How I Learned to Stop Worrying and Love AI
The current business cycle has been dominated by digital transformation. When we think about startups, they tend to be digital enterprises that benefit from a global customer base, cheap cloud-based software and low start-up investment. But like all business cycles, inevitably this one also has matured and is consolidating. There are now more than 1200 unicorns worldwide, while the combined market value of the top five tech giants (Meta, Apple, Microsoft, Amazon, Alphabet) is almost $10trn, more than one quarter of the entire S&P 500.
What comes next? Greater bandwidth (from 5G, and fibre), more means to generate data (IoT, social, cloud services), and new ways to process information (quantum computing, ml, blockchain), are setting the scene for a quantum leap in data management.
In his short story, The Library of Babel, the writer Jorge Luis Borges imagines an infinite library whose “shelves register all the possible combinations of the twenty-odd orthographical symbols.” How, he asks, can find meaning within this vast repository of information? “On some shelf in some hexagon (men reasoned) there must exist a book which is the formula and perfect compendium of all the rest: some librarian has gone through it and he is analogous to a god.” Now we have AI whose core value proposition is to be that universal interface which allows us to query our vast datasets.
The nuclear options
However, incorporating such a powerful new tool into business and everyday life will require a well-defined strategy, akin to military thinking around nuclear deterrence. In a market economy, as with the dynamics of nuclear adversaries, participants engage in a never-ending competition. Instead of aiming for a final resolution, every player’s objective is to sustain a presence in the game, thus perpetuating the business ecosystem.
Here are some core principles of how they may achieve this:
- Identify mission critical objectives and scenarios:
- Nuclear context: National nuclear doctrines clearly lay out the circumstances under which nuclear escalation is appropriate, typically setting policies for multi-tiered escalation and de-escalation paths.
- Business context: Clearly defined business processes should capture circumstances that require human intervention, decision and responsibility.
- AI adoption: AI may perform analysis and lay out evidence and projections at these junctions to facilitate human action.
- Centralise accountability for critical action
- Nuclear context: In most cases, only the head of the government can order (and therefore bear responsibility) for a nuclear strike. He or she may only do so if the pre-defined circumstances dictate such a course of action.
- Business context: Typically, the CEO and those with delegated authority may make business critical decisions which must meet logical, ethical and legal criteria.
- AI adoption: AI may manage and optimise adaptive business processes to execute the decision maker’s
- Verify and process action through dispersed accountability:
- Nuclear context: Nuclear escalation require evidence that predetermined conditions for escalation have been met. Any missile launch order must be independently verified in sequence by several layers within the command-control system, right up to the person who actually initiates the launch.
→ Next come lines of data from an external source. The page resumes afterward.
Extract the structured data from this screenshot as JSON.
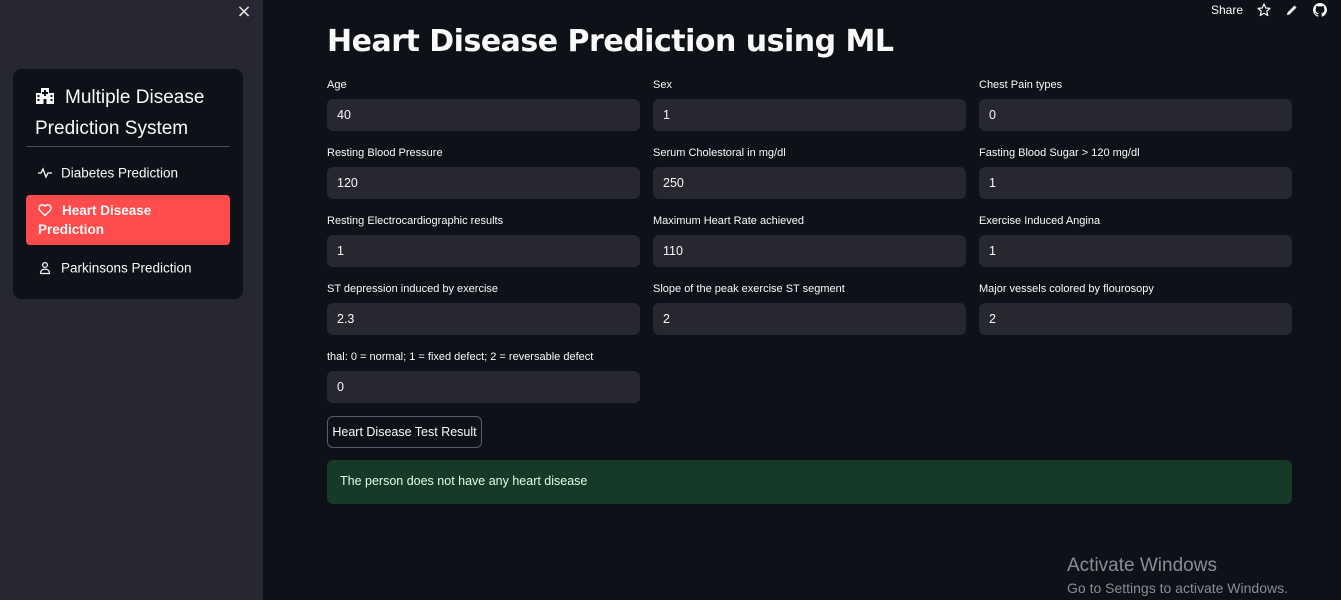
{
  "sidebar": {
    "close_symbol": "×",
    "menu_title": "Multiple Disease Prediction System",
    "title_icon": "hospital-icon",
    "items": [
      {
        "label": "Diabetes Prediction",
        "icon": "activity-icon",
        "active": false
      },
      {
        "label": "Heart Disease Prediction",
        "icon": "heart-icon",
        "active": true
      },
      {
        "label": "Parkinsons Prediction",
        "icon": "person-icon",
        "active": false
      }
    ]
  },
  "toolbar": {
    "share_label": "Share",
    "icons": [
      "star-icon",
      "edit-icon",
      "github-icon"
    ]
  },
  "page": {
    "title": "Heart Disease Prediction using ML"
  },
  "fields": [
    {
      "label": "Age",
      "value": "40"
    },
    {
      "label": "Sex",
      "value": "1"
    },
    {
      "label": "Chest Pain types",
      "value": "0"
    },
    {
      "label": "Resting Blood Pressure",
      "value": "120"
    },
    {
      "label": "Serum Cholestoral in mg/dl",
      "value": "250"
    },
    {
      "label": "Fasting Blood Sugar > 120 mg/dl",
      "value": "1"
    },
    {
      "label": "Resting Electrocardiographic results",
      "value": "1"
    },
    {
      "label": "Maximum Heart Rate achieved",
      "value": "110"
    },
    {
      "label": "Exercise Induced Angina",
      "value": "1"
    },
    {
      "label": "ST depression induced by exercise",
      "value": "2.3"
    },
    {
      "label": "Slope of the peak exercise ST segment",
      "value": "2"
    },
    {
      "label": "Major vessels colored by flourosopy",
      "value": "2"
    },
    {
      "label": "thal: 0 = normal; 1 = fixed defect; 2 = reversable defect",
      "value": "0"
    }
  ],
  "result_button_label": "Heart Disease Test Result",
  "result_message": "The person does not have any heart disease",
  "watermark": {
    "title": "Activate Windows",
    "subtitle": "Go to Settings to activate Windows."
  },
  "colors": {
    "background": "#0e1117",
    "sidebar": "#262730",
    "accent": "#ff4b4b",
    "success_bg": "#173928"
  }
}
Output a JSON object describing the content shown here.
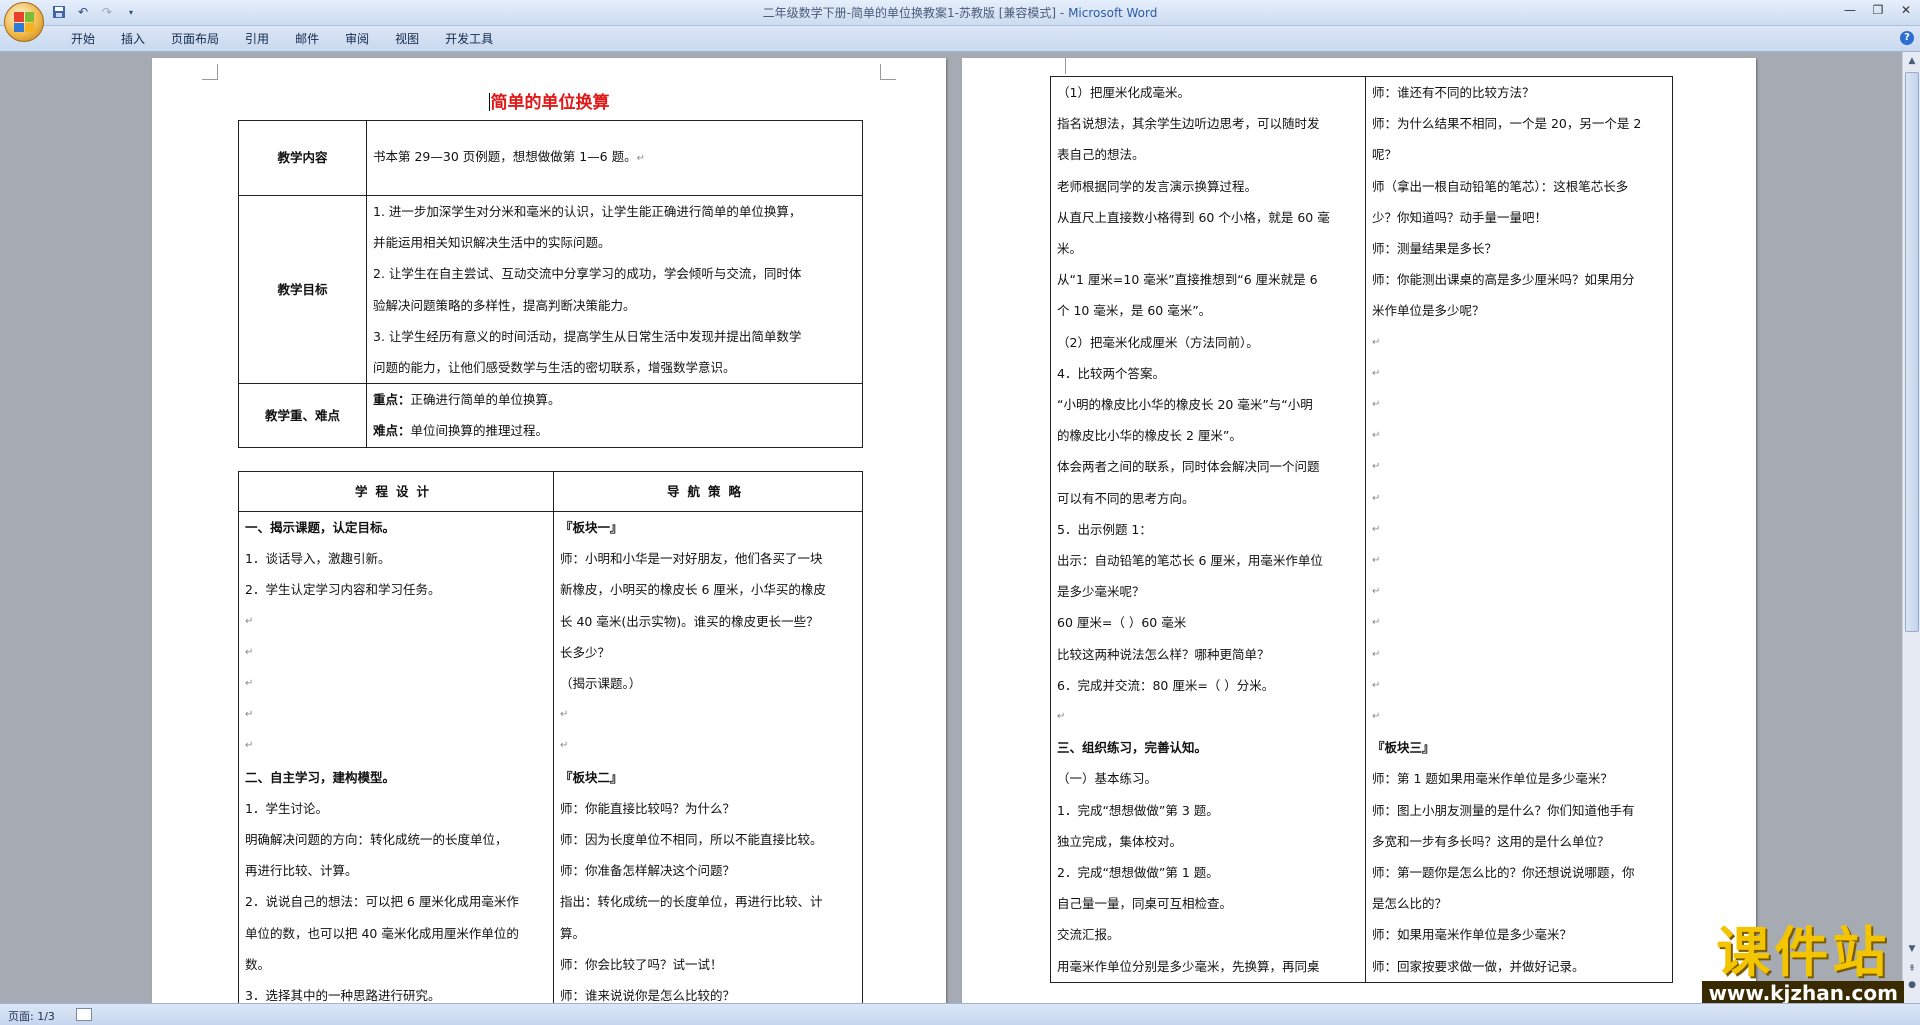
{
  "window": {
    "title": "二年级数学下册-简单的单位换教案1-苏教版 [兼容模式] - ",
    "app_name": "Microsoft Word"
  },
  "ribbon": {
    "tabs": [
      "开始",
      "插入",
      "页面布局",
      "引用",
      "邮件",
      "审阅",
      "视图",
      "开发工具"
    ]
  },
  "status": {
    "page": "页面: 1/3"
  },
  "watermark": {
    "main": "课件站",
    "url": "www.kjzhan.com"
  },
  "doc": {
    "title": "简单的单位换算",
    "rows": {
      "content": {
        "head": "教学内容",
        "text": "书本第 29—30 页例题，想想做做第 1—6 题。"
      },
      "goals": {
        "head": "教学目标",
        "lines": [
          "1. 进一步加深学生对分米和毫米的认识，让学生能正确进行简单的单位换算，",
          "并能运用相关知识解决生活中的实际问题。",
          "2. 让学生在自主尝试、互动交流中分享学习的成功，学会倾听与交流，同时体",
          "验解决问题策略的多样性，提高判断决策能力。",
          "3. 让学生经历有意义的时间活动，提高学生从日常生活中发现并提出简单数学",
          "问题的能力，让他们感受数学与生活的密切联系，增强数学意识。"
        ]
      },
      "key": {
        "head": "教学重、难点",
        "key_label": "重点：",
        "key_text": "正确进行简单的单位换算。",
        "diff_label": "难点：",
        "diff_text": "单位间换算的推理过程。"
      }
    },
    "col_left": "学程设计",
    "col_right": "导航策略",
    "left_col": [
      "一、揭示课题，认定目标。",
      "1．谈话导入，激趣引新。",
      "2．学生认定学习内容和学习任务。",
      "",
      "",
      "",
      "",
      "",
      "二、自主学习，建构模型。",
      "1．学生讨论。",
      "明确解决问题的方向：转化成统一的长度单位，",
      "再进行比较、计算。",
      "2．说说自己的想法：可以把 6 厘米化成用毫米作",
      "单位的数，也可以把 40 毫米化成用厘米作单位的",
      "数。",
      "3．选择其中的一种思路进行研究。"
    ],
    "right_col": [
      "『板块一』",
      "师：小明和小华是一对好朋友，他们各买了一块",
      "新橡皮，小明买的橡皮长 6 厘米，小华买的橡皮",
      "长 40 毫米(出示实物)。谁买的橡皮更长一些？",
      "长多少？",
      "（揭示课题。）",
      "",
      "",
      "『板块二』",
      "师：你能直接比较吗？为什么？",
      "师：因为长度单位不相同，所以不能直接比较。",
      "师：你准备怎样解决这个问题？",
      "指出：转化成统一的长度单位，再进行比较、计",
      "算。",
      "师：你会比较了吗？试一试！",
      "师：谁来说说你是怎么比较的？"
    ],
    "page2_left": [
      "（1）把厘米化成毫米。",
      "指名说想法，其余学生边听边思考，可以随时发",
      "表自己的想法。",
      "老师根据同学的发言演示换算过程。",
      "从直尺上直接数小格得到 60 个小格，就是 60 毫",
      "米。",
      "从“1 厘米=10 毫米”直接推想到“6 厘米就是 6",
      "个 10 毫米，是 60 毫米”。",
      "（2）把毫米化成厘米（方法同前）。",
      "4．比较两个答案。",
      "“小明的橡皮比小华的橡皮长 20 毫米”与“小明",
      "的橡皮比小华的橡皮长 2 厘米”。",
      "体会两者之间的联系，同时体会解决同一个问题",
      "可以有不同的思考方向。",
      "5．出示例题 1：",
      "出示：自动铅笔的笔芯长 6 厘米，用毫米作单位",
      "是多少毫米呢？",
      "60 厘米=（  ）60 毫米",
      "比较这两种说法怎么样？哪种更简单？",
      "6．完成并交流：80 厘米=（   ）分米。",
      "",
      "三、组织练习，完善认知。",
      "（一）基本练习。",
      "1．完成“想想做做”第 3 题。",
      "独立完成，集体校对。",
      "2．完成“想想做做”第 1 题。",
      "自己量一量，同桌可互相检查。",
      "交流汇报。",
      "用毫米作单位分别是多少毫米，先换算，再同桌"
    ],
    "page2_right": [
      "师：谁还有不同的比较方法？",
      "师：为什么结果不相同，一个是 20，另一个是 2",
      "呢？",
      "师（拿出一根自动铅笔的笔芯）：这根笔芯长多",
      "少？你知道吗？动手量一量吧！",
      "师：测量结果是多长？",
      "师：你能测出课桌的高是多少厘米吗？如果用分",
      "米作单位是多少呢？",
      "",
      "",
      "",
      "",
      "",
      "",
      "",
      "",
      "",
      "",
      "",
      "",
      "",
      "『板块三』",
      "师：第 1 题如果用毫米作单位是多少毫米？",
      "师：图上小朋友测量的是什么？你们知道他手有",
      "多宽和一步有多长吗？这用的是什么单位？",
      "师：第一题你是怎么比的？你还想说说哪题，你",
      "是怎么比的？",
      "师：如果用毫米作单位是多少毫米？",
      "师：回家按要求做一做，并做好记录。"
    ],
    "para_mark": "↵",
    "colors": {
      "title": "#e01818",
      "watermark": "#f3c400"
    }
  }
}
Any one of these decision makers along this chain of command can block the launch.
- Business context: Businesses have multiple stakeholders who may independently interpret requests, each with the potential to refine or redirect an initiative of the CEO.
- AI adoption: AI may facilitate (operation and customer facing) communication, distributing information and aiding the business ecosystem in making independent verifications at all levels.
If the right processes are in place to keep us safe, AI might then achieve its promise of increasing productivity through higher automation, which is a key growth driver in our technically advanced and aging societies. As knowledge workers in particular get displaced, society may start to rethink how it redistributes wealth (for example, by expanding the bureaucracy or through a universal basic income). Access to resources may come to depend less on one’s financial status and increasingly on social factors such as our interests, identity or behaviour. Working life in one form or another will continue, but supported by ever more sophisticated IT tools.
In her book ‘The Human Condition’, Hannah Arendt distinguishes between labour, work, and action. Labour encompasses repetitive processes necessary for individual and collective survival such as cooking, cleaning and farming. Work involves purposeful creation for public consumption, such as writing articles or designing a product. Action revolves around political engagement, discourse, and deliberation, such as expressing an opinion. We might delegate the first two to machines. But ‘action’ is what most defines us as humans. If AI allows us to focus on this most human of activities, we may learn to stop worrying and learn to love AI.
Simon Barna is leading innovation, ai and digital transformation at BT.